• **EXERCISE OBJECTIVE**: What's needed is a full, exact retyping of the records.

Extracted records

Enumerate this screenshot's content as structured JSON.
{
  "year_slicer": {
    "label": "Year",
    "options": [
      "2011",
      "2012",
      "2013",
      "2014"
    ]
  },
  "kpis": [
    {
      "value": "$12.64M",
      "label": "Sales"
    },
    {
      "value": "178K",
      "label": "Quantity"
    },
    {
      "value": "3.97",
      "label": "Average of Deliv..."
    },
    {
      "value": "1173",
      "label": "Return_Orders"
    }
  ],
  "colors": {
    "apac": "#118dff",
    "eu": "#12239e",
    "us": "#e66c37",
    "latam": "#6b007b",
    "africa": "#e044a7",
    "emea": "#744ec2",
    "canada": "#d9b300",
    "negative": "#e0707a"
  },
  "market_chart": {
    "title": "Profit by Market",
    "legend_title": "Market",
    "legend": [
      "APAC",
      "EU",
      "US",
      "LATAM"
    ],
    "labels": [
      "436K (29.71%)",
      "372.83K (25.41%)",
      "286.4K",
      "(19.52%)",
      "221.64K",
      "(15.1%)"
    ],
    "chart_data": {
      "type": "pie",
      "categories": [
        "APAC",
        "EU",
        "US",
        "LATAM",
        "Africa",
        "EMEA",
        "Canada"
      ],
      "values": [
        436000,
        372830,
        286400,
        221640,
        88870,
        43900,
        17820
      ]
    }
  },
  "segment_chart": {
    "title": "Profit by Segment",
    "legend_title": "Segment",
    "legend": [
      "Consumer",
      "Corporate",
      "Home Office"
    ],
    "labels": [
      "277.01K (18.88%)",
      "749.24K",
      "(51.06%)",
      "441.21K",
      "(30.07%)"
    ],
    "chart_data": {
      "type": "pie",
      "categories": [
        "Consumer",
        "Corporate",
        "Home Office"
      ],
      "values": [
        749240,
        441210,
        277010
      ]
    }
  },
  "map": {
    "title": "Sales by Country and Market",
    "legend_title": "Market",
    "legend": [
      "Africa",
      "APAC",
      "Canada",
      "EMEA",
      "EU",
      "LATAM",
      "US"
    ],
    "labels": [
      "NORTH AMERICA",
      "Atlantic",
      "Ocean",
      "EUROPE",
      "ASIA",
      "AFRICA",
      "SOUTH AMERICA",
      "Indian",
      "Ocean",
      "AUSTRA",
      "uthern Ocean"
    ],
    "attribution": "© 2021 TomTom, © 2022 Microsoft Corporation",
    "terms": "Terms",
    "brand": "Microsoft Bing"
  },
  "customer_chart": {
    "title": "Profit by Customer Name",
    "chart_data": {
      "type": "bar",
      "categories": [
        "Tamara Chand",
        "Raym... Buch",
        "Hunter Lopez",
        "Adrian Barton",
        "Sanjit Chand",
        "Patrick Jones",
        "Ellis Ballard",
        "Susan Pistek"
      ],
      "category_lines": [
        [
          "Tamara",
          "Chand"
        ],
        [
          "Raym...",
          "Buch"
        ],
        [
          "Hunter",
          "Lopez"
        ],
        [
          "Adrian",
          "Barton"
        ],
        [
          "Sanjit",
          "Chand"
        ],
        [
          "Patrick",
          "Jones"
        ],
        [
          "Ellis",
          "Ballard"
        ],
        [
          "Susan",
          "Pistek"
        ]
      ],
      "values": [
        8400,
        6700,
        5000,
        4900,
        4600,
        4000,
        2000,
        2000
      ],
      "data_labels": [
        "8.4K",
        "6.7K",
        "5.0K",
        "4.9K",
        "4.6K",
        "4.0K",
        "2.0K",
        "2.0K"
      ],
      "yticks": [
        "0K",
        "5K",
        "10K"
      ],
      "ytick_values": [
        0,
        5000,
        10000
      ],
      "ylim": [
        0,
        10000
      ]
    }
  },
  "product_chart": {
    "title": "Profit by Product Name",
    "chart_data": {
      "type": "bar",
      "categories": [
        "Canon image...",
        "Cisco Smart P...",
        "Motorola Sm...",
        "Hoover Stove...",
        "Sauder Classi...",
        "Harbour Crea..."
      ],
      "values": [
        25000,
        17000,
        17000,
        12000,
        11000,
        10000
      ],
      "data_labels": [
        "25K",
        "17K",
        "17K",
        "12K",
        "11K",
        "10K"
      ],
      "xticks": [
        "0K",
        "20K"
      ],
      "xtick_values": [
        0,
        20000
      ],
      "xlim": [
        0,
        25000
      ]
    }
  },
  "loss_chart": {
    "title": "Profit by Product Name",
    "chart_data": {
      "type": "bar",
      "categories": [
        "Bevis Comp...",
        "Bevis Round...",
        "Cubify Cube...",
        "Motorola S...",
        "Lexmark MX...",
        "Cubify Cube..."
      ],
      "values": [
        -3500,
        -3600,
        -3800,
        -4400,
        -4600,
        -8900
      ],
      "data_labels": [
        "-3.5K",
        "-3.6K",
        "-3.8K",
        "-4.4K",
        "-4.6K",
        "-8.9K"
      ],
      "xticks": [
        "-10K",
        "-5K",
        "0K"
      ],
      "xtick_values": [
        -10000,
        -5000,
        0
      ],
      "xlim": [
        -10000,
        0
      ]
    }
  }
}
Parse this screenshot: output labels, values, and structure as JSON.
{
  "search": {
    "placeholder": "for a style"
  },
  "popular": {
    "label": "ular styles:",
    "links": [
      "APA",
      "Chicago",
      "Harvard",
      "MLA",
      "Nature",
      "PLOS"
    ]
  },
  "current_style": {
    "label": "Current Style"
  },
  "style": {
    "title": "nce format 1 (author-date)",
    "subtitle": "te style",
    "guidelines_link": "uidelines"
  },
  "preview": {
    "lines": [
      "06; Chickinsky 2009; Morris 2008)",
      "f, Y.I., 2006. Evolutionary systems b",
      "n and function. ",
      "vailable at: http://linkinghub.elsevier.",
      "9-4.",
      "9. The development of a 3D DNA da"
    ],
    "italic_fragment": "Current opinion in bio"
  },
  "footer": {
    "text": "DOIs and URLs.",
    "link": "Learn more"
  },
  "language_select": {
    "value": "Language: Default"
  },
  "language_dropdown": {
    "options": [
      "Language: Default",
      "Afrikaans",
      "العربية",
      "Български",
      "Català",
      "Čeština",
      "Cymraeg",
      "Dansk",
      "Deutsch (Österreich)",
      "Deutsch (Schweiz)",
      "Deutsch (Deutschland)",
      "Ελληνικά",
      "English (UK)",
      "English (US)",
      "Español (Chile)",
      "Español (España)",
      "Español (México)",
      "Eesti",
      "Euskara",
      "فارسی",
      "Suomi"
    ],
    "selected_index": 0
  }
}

• **RESPONSE TO THE TASK**:
Enumerate this screenshot's content as structured JSON.
{
  "year_slicer": {
    "label": "Year",
    "options": [
      "2011",
      "2012",
      "2013",
      "2014"
    ]
  },
  "kpis": [
    {
      "value": "$12.64M",
      "label": "Sales"
    },
    {
      "value": "178K",
      "label": "Quantity"
    },
    {
      "value": "3.97",
      "label": "Average of Deliv..."
    },
    {
      "value": "1173",
      "label": "Return_Orders"
    }
  ],
  "colors": {
    "apac": "#118dff",
    "eu": "#12239e",
    "us": "#e66c37",
    "latam": "#6b007b",
    "africa": "#e044a7",
    "emea": "#744ec2",
    "canada": "#d9b300",
    "negative": "#e0707a"
  },
  "market_chart": {
    "title": "Profit by Market",
    "legend_title": "Market",
    "legend": [
      "APAC",
      "EU",
      "US",
      "LATAM"
    ],
    "labels": [
      "436K (29.71%)",
      "372.83K (25.41%)",
      "286.4K",
      "(19.52%)",
      "221.64K",
      "(15.1%)"
    ],
    "chart_data": {
      "type": "pie",
      "categories": [
        "APAC",
        "EU",
        "US",
        "LATAM",
        "Africa",
        "EMEA",
        "Canada"
      ],
      "values": [
        436000,
        372830,
        286400,
        221640,
        88870,
        43900,
        17820
      ]
    }
  },
  "segment_chart": {
    "title": "Profit by Segment",
    "legend_title": "Segment",
    "legend": [
      "Consumer",
      "Corporate",
      "Home Office"
    ],
    "labels": [
      "277.01K (18.88%)",
      "749.24K",
      "(51.06%)",
      "441.21K",
      "(30.07%)"
    ],
    "chart_data": {
      "type": "pie",
      "categories": [
        "Consumer",
        "Corporate",
        "Home Office"
      ],
      "values": [
        749240,
        441210,
        277010
      ]
    }
  },
  "map": {
    "title": "Sales by Country and Market",
    "legend_title": "Market",
    "legend": [
      "Africa",
      "APAC",
      "Canada",
      "EMEA",
      "EU",
      "LATAM",
      "US"
    ],
    "labels": [
      "NORTH AMERICA",
      "Atlantic",
      "Ocean",
      "EUROPE",
      "ASIA",
      "AFRICA",
      "SOUTH AMERICA",
      "Indian",
      "Ocean",
      "AUSTRA",
      "uthern Ocean"
    ],
    "attribution": "© 2021 TomTom, © 2022 Microsoft Corporation",
    "terms": "Terms",
    "brand": "Microsoft Bing"
  },
  "customer_chart": {
    "title": "Profit by Customer Name",
    "chart_data": {
      "type": "bar",
      "categories": [
        "Tamara Chand",
        "Raym... Buch",
        "Hunter Lopez",
        "Adrian Barton",
        "Sanjit Chand",
        "Patrick Jones",
        "Ellis Ballard",
        "Susan Pistek"
      ],
      "category_lines": [
        [
          "Tamara",
          "Chand"
        ],
        [
          "Raym...",
          "Buch"
        ],
        [
          "Hunter",
          "Lopez"
        ],
        [
          "Adrian",
          "Barton"
        ],
        [
          "Sanjit",
          "Chand"
        ],
        [
          "Patrick",
          "Jones"
        ],
        [
          "Ellis",
          "Ballard"
        ],
        [
          "Susan",
          "Pistek"
        ]
      ],
      "values": [
        8400,
        6700,
        5000,
        4900,
        4600,
        4000,
        2000,
        2000
      ],
      "data_labels": [
        "8.4K",
        "6.7K",
        "5.0K",
        "4.9K",
        "4.6K",
        "4.0K",
        "2.0K",
        "2.0K"
      ],
      "yticks": [
        "0K",
        "5K",
        "10K"
      ],
      "ytick_values": [
        0,
        5000,
        10000
      ],
      "ylim": [
        0,
        10000
      ]
    }
  },
  "product_chart": {
    "title": "Profit by Product Name",
    "chart_data": {
      "type": "bar",
      "categories": [
        "Canon image...",
        "Cisco Smart P...",
        "Motorola Sm...",
        "Hoover Stove...",
        "Sauder Classi...",
        "Harbour Crea..."
      ],
      "values": [
        25000,
        17000,
        17000,
        12000,
        11000,
        10000
      ],
      "data_labels": [
        "25K",
        "17K",
        "17K",
        "12K",
        "11K",
        "10K"
      ],
      "xticks": [
        "0K",
        "20K"
      ],
      "xtick_values": [
        0,
        20000
      ],
      "xlim": [
        0,
        25000
      ]
    }
  },
  "loss_chart": {
    "title": "Profit by Product Name",
    "chart_data": {
      "type": "bar",
      "categories": [
        "Bevis Comp...",
        "Bevis Round...",
        "Cubify Cube...",
        "Motorola S...",
        "Lexmark MX...",
        "Cubify Cube..."
      ],
      "values": [
        -3500,
        -3600,
        -3800,
        -4400,
        -4600,
        -8900
      ],
      "data_labels": [
        "-3.5K",
        "-3.6K",
        "-3.8K",
        "-4.4K",
        "-4.6K",
        "-8.9K"
      ],
      "xticks": [
        "-10K",
        "-5K",
        "0K"
      ],
      "xtick_values": [
        -10000,
        -5000,
        0
      ],
      "xlim": [
        -10000,
        0
      ]
    }
  }
}
Parse this screenshot: output labels, values, and structure as JSON.
{
  "search": {
    "placeholder": "for a style"
  },
  "popular": {
    "label": "ular styles:",
    "links": [
      "APA",
      "Chicago",
      "Harvard",
      "MLA",
      "Nature",
      "PLOS"
    ]
  },
  "current_style": {
    "label": "Current Style"
  },
  "style": {
    "title": "nce format 1 (author-date)",
    "subtitle": "te style",
    "guidelines_link": "uidelines"
  },
  "preview": {
    "lines": [
      "06; Chickinsky 2009; Morris 2008)",
      "f, Y.I., 2006. Evolutionary systems b",
      "n and function. ",
      "vailable at: http://linkinghub.elsevier.",
      "9-4.",
      "9. The development of a 3D DNA da"
    ],
    "italic_fragment": "Current opinion in bio"
  },
  "footer": {
    "text": "DOIs and URLs.",
    "link": "Learn more"
  },
  "language_select": {
    "value": "Language: Default"
  },
  "language_dropdown": {
    "options": [
      "Language: Default",
      "Afrikaans",
      "العربية",
      "Български",
      "Català",
      "Čeština",
      "Cymraeg",
      "Dansk",
      "Deutsch (Österreich)",
      "Deutsch (Schweiz)",
      "Deutsch (Deutschland)",
      "Ελληνικά",
      "English (UK)",
      "English (US)",
      "Español (Chile)",
      "Español (España)",
      "Español (México)",
      "Eesti",
      "Euskara",
      "فارسی",
      "Suomi"
    ],
    "selected_index": 0
  }
}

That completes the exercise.